LET versus EMLA for pretreating lacerations: a randomized trial

Acad Emerg Med. 2001 Mar;8(3):223-30. doi: 10.1111/j.1553-2712.2001.tb01297.x.


Objective: To compare the anesthetic efficacy of EMLA cream (eutectic mixture of local anesthetics) with that of LET solution (lidocaine, epinephrine, tetracaine) for pretreating lacerations prior to lidocaine injection.

Methods: This was a randomized, double-blind clinical trial in a convenience sample of 60 patients aged 1 to 59 years with traumatic lacerations. Eligible wounds were uncomplicated, clean lacerations < or = 6 hours old. Finger and toe lacerations were excluded. At the time of initial presentation to triage, patients were randomized to LET or EMLA. A nurse applied the topical anesthetic into the laceration with a 5-mL syringe. A physician assessed the laceration edges for the presence of blanching and adequacy of anesthesia to a 27-gauge needlestick. Supplemental lidocaine was then infiltrated through the wound edges and the pain of infiltration was recorded by the patient (or guardian) on a 100-mm visual analog scale marked "most pain" at the high end. A sample of 44 patients had 90% power to detect a 20-mm difference in injection pain (two-tailed alpha = 0.05).

Results: Sixty patients were randomized to LET (29) or EMLA (31). Median age was 8.5 years; 23% were female. Most lacerations were facial and closed with sutures. There was no difference in baseline characteristics between groups.

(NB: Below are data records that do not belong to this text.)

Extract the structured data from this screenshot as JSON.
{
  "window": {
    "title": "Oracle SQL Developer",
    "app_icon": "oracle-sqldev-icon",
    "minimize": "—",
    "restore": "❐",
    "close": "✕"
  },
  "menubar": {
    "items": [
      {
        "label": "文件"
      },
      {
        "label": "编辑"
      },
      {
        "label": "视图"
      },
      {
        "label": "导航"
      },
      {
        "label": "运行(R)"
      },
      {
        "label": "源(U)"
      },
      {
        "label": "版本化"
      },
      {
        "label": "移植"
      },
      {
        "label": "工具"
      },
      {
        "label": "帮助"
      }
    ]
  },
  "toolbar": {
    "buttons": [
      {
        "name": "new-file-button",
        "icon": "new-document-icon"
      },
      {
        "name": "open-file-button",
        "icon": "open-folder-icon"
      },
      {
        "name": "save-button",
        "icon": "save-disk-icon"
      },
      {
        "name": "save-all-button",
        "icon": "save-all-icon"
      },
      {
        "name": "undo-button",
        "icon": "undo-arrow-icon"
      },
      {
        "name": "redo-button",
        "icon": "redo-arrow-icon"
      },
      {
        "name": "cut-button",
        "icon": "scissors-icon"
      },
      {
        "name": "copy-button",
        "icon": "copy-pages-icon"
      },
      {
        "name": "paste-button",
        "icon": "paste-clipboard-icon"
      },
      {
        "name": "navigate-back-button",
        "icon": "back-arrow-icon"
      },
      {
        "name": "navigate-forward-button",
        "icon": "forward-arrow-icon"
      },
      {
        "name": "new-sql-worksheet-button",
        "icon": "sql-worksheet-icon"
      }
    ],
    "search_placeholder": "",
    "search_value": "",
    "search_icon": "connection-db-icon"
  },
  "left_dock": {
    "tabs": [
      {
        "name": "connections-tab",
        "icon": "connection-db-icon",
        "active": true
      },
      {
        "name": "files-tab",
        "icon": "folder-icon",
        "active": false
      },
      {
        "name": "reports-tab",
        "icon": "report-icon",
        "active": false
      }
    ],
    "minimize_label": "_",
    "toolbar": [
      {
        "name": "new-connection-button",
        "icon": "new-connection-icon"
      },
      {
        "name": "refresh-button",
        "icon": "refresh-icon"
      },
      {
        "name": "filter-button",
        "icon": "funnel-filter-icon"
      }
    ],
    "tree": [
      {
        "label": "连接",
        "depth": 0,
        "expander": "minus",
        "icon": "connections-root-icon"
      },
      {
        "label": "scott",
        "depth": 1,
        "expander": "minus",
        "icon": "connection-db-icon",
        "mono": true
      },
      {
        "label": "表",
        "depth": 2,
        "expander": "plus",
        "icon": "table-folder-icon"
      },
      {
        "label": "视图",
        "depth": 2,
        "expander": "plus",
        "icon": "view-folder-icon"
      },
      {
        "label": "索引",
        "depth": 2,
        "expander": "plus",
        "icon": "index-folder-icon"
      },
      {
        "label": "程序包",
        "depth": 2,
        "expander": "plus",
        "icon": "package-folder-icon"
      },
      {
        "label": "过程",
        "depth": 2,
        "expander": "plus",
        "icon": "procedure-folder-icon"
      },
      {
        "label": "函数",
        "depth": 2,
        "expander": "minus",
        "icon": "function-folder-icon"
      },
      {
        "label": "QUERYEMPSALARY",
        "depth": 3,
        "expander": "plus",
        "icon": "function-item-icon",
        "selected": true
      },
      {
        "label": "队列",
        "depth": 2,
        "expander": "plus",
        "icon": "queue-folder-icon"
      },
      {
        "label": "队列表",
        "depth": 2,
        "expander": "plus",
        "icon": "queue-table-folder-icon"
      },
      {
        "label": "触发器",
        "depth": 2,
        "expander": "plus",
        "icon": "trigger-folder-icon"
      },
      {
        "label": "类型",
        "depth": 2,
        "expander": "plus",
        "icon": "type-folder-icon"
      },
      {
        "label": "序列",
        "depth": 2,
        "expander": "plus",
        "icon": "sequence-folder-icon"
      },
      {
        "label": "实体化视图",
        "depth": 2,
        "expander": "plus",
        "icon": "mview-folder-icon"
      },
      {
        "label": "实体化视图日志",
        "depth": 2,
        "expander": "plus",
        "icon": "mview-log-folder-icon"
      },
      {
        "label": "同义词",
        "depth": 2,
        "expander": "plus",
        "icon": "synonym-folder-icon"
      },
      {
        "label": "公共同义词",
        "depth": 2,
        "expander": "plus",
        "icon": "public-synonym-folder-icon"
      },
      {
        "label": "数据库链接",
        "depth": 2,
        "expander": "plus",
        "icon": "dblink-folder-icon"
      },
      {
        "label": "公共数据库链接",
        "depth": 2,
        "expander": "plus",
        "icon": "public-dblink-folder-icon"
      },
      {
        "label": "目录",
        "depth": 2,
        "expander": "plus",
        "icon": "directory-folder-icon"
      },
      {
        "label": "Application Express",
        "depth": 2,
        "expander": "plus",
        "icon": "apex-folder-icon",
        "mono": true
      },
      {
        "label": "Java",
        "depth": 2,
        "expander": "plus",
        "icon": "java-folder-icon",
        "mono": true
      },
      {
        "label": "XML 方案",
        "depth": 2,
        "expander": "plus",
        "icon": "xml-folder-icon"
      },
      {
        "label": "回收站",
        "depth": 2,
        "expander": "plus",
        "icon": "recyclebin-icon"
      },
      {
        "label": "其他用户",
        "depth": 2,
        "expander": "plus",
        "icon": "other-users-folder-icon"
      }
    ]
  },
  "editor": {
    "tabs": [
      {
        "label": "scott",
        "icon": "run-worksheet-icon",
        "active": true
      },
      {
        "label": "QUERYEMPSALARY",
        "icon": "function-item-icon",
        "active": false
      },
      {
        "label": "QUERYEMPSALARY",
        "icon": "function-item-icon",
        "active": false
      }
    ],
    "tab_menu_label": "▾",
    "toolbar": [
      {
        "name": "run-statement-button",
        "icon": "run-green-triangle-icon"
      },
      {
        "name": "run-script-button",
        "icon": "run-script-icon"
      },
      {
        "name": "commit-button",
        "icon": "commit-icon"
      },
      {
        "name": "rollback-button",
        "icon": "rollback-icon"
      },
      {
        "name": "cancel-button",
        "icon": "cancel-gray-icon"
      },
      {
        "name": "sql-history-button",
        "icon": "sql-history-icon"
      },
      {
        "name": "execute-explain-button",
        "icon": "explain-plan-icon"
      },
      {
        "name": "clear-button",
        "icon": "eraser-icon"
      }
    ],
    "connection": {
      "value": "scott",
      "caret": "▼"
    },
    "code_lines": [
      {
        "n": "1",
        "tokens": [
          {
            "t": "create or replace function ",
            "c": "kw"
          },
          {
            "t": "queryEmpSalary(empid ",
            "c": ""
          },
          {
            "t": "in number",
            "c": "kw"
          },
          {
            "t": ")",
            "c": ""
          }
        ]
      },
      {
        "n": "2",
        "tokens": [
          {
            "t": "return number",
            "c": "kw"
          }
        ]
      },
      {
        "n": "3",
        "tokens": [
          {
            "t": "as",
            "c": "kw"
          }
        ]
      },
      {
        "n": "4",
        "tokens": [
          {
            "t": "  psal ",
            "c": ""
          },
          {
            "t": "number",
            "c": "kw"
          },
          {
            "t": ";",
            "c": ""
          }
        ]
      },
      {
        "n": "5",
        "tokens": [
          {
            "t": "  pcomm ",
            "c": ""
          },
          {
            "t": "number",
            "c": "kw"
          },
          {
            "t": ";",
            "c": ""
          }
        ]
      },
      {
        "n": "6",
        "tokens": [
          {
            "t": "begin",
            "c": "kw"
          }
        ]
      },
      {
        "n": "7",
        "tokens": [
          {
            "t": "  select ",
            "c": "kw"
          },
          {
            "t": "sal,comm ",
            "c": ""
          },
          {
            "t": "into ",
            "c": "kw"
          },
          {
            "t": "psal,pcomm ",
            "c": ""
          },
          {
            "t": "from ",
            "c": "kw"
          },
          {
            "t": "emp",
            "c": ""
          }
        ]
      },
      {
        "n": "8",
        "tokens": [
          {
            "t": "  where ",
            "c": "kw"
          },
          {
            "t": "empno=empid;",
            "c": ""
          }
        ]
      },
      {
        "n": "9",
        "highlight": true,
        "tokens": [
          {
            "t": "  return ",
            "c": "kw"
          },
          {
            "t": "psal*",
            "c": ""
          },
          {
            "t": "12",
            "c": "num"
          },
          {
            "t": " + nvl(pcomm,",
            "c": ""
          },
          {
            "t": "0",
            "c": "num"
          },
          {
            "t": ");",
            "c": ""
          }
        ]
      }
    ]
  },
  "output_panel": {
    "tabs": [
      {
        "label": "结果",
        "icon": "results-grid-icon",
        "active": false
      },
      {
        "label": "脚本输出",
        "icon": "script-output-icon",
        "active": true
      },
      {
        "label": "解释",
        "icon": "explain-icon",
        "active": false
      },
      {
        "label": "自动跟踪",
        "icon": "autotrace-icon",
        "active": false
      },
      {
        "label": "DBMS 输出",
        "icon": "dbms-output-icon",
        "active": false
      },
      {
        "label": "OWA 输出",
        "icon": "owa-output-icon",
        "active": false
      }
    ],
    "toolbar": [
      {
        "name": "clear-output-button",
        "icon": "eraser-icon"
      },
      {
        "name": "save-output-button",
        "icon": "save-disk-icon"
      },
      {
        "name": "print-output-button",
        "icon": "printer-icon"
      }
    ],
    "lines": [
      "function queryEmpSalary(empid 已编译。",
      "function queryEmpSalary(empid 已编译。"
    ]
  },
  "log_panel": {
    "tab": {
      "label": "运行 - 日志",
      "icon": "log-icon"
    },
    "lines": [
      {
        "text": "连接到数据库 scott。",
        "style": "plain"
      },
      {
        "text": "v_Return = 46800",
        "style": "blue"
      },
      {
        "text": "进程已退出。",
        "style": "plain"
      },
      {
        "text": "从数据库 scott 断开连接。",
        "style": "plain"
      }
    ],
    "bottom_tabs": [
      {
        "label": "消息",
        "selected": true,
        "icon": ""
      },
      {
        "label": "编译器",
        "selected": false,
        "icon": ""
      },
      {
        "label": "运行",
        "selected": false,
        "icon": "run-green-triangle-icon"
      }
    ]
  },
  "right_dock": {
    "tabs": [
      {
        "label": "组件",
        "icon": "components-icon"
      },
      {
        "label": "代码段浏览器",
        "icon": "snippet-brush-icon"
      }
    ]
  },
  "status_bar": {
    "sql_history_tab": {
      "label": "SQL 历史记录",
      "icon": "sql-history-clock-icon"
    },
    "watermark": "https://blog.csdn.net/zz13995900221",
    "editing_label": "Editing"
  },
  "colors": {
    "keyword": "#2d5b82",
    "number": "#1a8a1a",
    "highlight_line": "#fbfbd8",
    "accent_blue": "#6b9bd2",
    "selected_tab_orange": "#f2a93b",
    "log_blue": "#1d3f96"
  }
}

More wounds treated with LET were anesthetic to a needlestick than wounds treated with EMLA (73% vs 40%, p = 0.01); however, there was no between-group difference in the median pain of lidocaine infiltration (LET-12 mm vs EMLA-13 mm, p = 0.89).

Conclusions: Pretreatment of simple lacerations with LET or EMLA at the time of patient presentation results in similar amounts of pain of subsequent local infiltration of lidocaine

Publication types

  • Clinical Trial
  • Randomized Controlled Trial

MeSH terms

  • Adolescent
  • Adult
  • Anesthetics, Local / therapeutic use*
  • Child
  • Child, Preschool
  • Double-Blind Method
  • Female
  • Humans
  • Infant
  • Lacerations / therapy*
  • Lidocaine / therapeutic use*
  • Lidocaine, Prilocaine Drug Combination
  • Linear Energy Transfer / drug effects*
  • Male
  • Middle Aged
  • Ointments
  • Pain / etiology*
  • Pain Measurement
  • Prilocaine / therapeutic use*
  • Treatment Outcome
  • Wound Healing / drug effects
  • Wound Healing / radiation effects


  • Anesthetics, Local
  • Lidocaine, Prilocaine Drug Combination
  • Ointments
  • Prilocaine
  • Lidocaine